When the proofs were pulled it was obvious that George had achieved a great synthesis, a powerful portrait: the woman as young and ageless as Wata Mama, Ganga Mai and Oriyu.
The geometry that sometimes used to dominate his work is now utterly subservient to an underlying emotion. Universal Woman is an ambivalent woman in dissonant flux, a woman whose internal movements have been externalised by all the irregular, collapsing rectangles and circles. No firm conclusions are possible as to her state of mind – happy? sad? in between? – but her well-being, or lack of it, would prove to be a topic of a heated interpretive dispute wherever she is exhibited.

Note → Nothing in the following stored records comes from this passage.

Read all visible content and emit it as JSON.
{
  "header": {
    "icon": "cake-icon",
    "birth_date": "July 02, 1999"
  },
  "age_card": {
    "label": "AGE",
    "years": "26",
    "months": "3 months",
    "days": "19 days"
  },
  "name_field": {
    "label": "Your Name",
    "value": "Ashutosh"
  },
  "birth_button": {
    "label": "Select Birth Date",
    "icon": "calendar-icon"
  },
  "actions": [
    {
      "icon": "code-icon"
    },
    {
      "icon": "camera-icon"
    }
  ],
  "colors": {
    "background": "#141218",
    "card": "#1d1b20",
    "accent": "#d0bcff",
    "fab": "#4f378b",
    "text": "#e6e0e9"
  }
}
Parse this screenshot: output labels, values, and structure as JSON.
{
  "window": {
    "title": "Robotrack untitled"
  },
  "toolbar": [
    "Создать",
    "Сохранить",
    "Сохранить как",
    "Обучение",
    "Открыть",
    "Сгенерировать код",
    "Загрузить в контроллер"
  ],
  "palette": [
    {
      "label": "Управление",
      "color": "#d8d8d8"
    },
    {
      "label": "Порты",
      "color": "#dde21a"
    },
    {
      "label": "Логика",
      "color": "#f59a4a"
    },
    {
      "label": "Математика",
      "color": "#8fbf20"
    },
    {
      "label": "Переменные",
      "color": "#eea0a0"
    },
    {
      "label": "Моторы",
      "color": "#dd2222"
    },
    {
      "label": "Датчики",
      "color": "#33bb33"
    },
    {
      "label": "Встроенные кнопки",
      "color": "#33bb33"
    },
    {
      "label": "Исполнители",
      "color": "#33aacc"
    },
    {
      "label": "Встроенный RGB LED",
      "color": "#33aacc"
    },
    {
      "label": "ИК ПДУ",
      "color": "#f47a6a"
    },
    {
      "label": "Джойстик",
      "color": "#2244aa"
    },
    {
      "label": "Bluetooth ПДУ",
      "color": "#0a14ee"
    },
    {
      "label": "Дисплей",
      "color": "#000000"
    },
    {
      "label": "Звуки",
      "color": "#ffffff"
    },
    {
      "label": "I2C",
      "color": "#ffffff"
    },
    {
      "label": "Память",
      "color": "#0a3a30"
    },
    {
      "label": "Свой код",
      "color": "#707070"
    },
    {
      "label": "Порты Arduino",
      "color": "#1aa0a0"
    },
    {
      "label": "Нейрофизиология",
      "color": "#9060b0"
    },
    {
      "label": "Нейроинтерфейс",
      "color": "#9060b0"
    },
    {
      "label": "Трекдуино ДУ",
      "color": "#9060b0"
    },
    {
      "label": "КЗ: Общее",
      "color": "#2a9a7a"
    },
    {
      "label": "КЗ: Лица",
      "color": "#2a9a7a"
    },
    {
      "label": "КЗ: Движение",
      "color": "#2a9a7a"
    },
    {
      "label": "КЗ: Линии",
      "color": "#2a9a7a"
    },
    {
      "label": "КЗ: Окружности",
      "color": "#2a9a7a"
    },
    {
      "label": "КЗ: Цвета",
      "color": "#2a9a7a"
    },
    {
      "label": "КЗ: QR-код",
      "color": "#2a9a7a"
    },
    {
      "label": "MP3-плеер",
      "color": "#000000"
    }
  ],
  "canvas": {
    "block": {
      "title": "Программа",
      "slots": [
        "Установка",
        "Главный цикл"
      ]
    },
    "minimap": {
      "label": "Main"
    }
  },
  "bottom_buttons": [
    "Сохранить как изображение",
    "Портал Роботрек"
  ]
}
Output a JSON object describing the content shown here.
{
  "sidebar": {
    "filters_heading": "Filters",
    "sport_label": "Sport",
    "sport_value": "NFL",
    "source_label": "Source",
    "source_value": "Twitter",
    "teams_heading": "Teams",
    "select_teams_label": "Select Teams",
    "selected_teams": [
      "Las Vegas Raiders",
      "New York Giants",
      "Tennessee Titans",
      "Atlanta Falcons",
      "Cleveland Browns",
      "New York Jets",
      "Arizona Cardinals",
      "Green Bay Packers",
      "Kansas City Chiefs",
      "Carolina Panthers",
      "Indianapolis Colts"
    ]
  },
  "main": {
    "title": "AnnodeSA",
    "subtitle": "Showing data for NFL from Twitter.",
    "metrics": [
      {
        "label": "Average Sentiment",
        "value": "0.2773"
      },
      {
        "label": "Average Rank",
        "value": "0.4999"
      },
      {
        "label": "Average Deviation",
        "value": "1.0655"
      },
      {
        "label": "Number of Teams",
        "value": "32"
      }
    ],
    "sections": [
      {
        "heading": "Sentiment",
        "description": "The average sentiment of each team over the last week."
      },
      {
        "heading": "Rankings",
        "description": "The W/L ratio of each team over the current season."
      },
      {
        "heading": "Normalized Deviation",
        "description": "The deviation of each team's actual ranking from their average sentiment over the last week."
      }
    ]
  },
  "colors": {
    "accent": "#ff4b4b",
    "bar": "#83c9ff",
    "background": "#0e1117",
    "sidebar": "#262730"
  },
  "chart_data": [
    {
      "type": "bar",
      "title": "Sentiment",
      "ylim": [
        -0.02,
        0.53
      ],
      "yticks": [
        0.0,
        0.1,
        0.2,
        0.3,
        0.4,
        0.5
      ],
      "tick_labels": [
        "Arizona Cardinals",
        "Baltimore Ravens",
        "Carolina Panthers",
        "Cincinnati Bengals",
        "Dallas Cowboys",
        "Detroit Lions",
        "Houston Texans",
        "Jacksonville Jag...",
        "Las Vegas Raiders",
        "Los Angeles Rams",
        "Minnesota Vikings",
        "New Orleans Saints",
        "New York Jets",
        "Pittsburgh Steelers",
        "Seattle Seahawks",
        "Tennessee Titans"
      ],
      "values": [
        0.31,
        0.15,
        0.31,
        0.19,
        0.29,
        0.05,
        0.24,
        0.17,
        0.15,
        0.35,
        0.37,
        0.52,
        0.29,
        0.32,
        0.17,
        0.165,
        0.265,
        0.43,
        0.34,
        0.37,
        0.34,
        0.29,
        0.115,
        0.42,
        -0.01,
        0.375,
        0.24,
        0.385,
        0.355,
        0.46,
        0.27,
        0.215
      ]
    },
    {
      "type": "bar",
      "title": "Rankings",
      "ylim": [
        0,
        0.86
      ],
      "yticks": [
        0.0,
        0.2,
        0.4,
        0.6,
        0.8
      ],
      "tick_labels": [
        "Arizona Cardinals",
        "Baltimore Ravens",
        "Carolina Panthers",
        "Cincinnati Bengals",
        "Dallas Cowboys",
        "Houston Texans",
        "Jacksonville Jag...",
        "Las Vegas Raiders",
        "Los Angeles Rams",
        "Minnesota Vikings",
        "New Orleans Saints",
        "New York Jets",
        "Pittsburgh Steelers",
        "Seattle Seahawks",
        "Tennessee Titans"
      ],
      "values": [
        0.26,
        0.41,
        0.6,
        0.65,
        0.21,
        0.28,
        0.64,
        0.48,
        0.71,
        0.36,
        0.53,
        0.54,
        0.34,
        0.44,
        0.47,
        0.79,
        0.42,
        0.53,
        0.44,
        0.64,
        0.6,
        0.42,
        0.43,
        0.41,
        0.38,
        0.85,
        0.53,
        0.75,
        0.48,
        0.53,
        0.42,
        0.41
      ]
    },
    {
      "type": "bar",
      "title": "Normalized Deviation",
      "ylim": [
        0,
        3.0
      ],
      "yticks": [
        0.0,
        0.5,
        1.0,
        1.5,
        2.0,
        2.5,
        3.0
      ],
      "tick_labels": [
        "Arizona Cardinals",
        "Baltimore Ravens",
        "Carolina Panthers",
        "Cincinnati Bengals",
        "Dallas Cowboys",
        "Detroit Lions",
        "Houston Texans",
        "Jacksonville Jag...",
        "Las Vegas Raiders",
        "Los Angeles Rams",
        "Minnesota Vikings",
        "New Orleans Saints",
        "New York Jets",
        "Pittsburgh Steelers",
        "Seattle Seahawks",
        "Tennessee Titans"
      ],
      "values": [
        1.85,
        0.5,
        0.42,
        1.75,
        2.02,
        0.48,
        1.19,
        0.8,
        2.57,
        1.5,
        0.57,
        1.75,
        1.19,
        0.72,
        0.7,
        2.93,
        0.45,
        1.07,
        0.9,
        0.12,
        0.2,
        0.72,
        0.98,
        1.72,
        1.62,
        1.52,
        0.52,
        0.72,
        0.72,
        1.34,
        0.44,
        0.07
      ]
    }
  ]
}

The painting superficially shares a cubist goal, the desire to depict several surfaces simultaneously, but George is not concerned with recording the conjunctions of physical planes.
His target was rather the multifaceted presentation of psychological levels, and what he achieved is nothing less than a portrait of the maelstrom within the mind. Universal Woman is a map of the psyche, the vaporous interior realm where thought and emotion fall weightlessly and vertiginously, tumbling out of the unknown past into the knowable future. The images are not only or even a portrait of a woman, they are a blueprint of identity, and of identity seen as a product of mercurial and perhaps uncontrollable psychic process forever in transition, in the guise of a female.
The women in the painting are captives in their own geometric elegance. The relationship of the subject to the outside seems perfect. The lines are perfect, perfectly measured, everything is in harmony. The painting is unusual in its symbolism – George’s vision became less specifically symbolic as time went on – but care was nevertheless taken to ensure that the composition would ‘read’ as a harmonious, evocative whole, regardless of the viewer’s background […]